IN August it will be 100 years since the start of the First World War, a conflict that not only changed the face of the 20th Century but left an indelible mark on the history of mankind.
It was supposed to be the ‘war to end all wars’ and it cast a dark shadow not only over Europe but practically all corners of the world, from North and South America right across to Australia and Japan.
But a century ago, as tens of thousands of men marched cheerily to war they had little idea of the carnage that was to ensue.
Some said the fighting would be over by Christmas but instead it dragged on for another four long, harrowing years.
On Monday, the Yorkshire Post, in association with Leeds University’s Legacies of War project, will begin telling the story of the war through the people who lived through it. Every day next week and each week after that we will bring the war to life through a series of stories - everything from tales in the trenches to life on the home front.
Many people paid a high price. By the time the Armistice was signed on the 11th day of the 11th month of 1918, the war had claimed the lives of 10 million people. Britain lost one in 66 of its population, while Germany lost one in 35 and France one in 28.
The war claimed 9,000 lives in Leeds, alone, and on the first day of the Battle of the Somme in 1916 it is said that every street in the city lost one man from the Leeds Pals.
Such numbers are almost impossible to comprehend. Today, there are no longer any survivors still alive who can talk about the Somme and all the other battles that have become synonymous with the horrors of the war.
So why are we commemorating this terrible conflict that finished more than a lifetime ago? We remember the war because it touched so many lives, these were our grandparents and great-grandparents and our great aunts and uncles.
Andrea Hetherington, who is leading a Lottery-funded research project to discover war stories linked to Lawnswood Cemetery in Leeds, said the war changed the world for ever.
“The concept of “total war” is something which today’s generation find difficult to understand as we have largely returned to a series of small wars in far off countries with the occasional repatriated coffin on TV.
“It is very difficult to imagine what it must have been like in 1914, with whole streets of men joining up and a significant proportion of them not returning.
“War is now something we watch on TV – it doesn’t affect what we eat, what time we go to bed, what jobs we do, what we can read in the newspapers or see at the theatre.

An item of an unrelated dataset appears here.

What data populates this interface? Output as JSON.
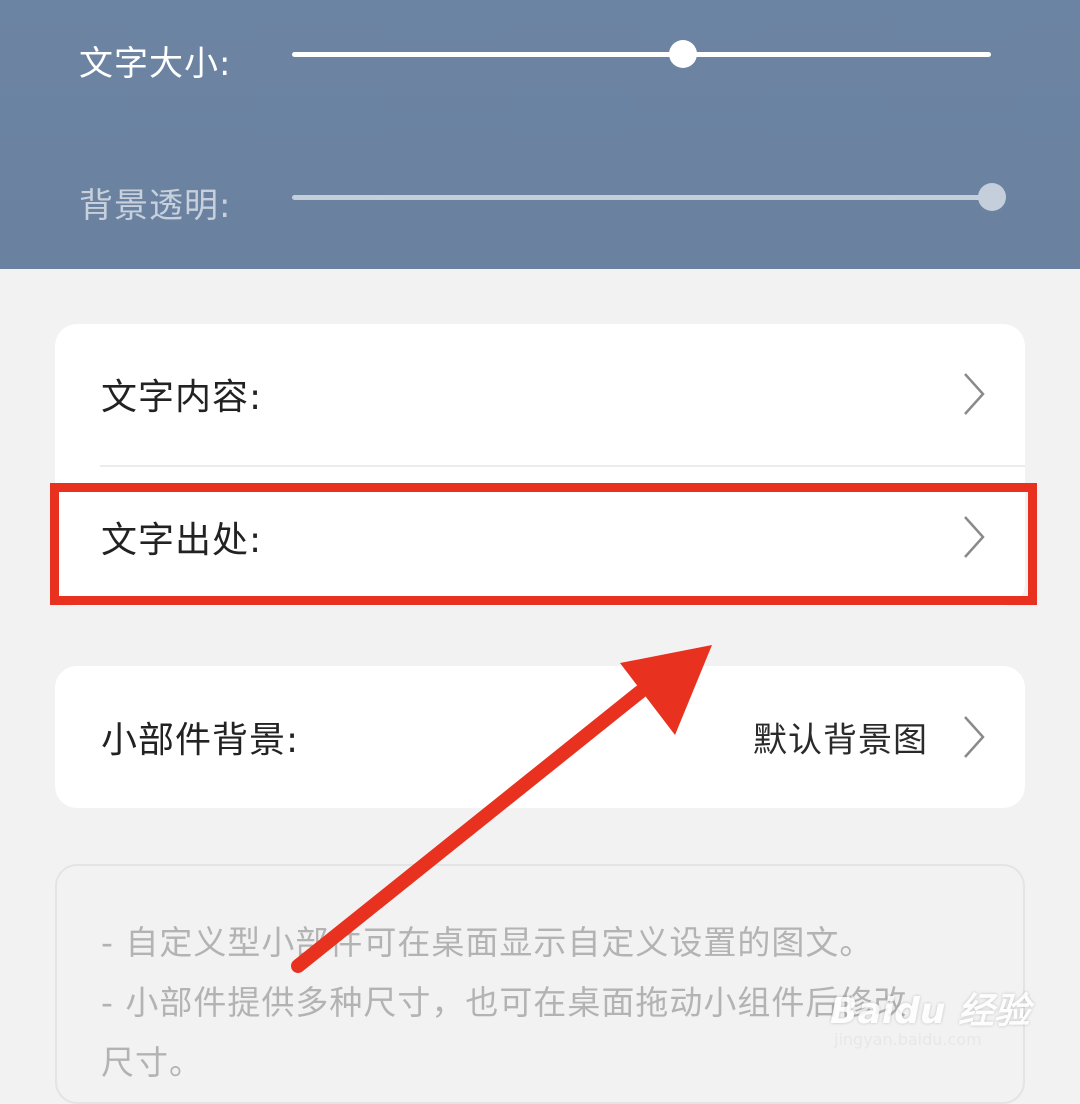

“The First World War was the first occasion Britain had been involved in something like this and it had a massive impact on people’s daily lives.”
It was not just a war fought in sodden trenches in “some corner of a foreign field”, to quote the war poet Rupert Brooke, ordinary civilians were also caught up in the most destructive conflict the world had ever seen.
From the men, women and children killed in Whitby and Scarborough when the German navy bombarded the North East coast, to the 37 “Barnbow Lassies” killed in explosions at Yorkshire’s biggest armaments factory in Leeds while keeping the war effort going.
By the time the guns fell silent in 1918 the Kaiser had been defeated but Britain was a shattered nation. Among those who survived was a belief and a determination that their experiences should not be repeated. This, they felt, was their debt to fallen comrades and in the years that followed there was a solemnity about the commemoration which had a strong impact on the minds of those who had been too young to fight.
The two minute silence quickly became a way of honouring those whose lives were cut short by the war, an act of remembrance that is still carried out today.
It is a poignant reminder of the sacrifice made by so many of the nation’s bravest and best, those who may be long gone but are not forgotten.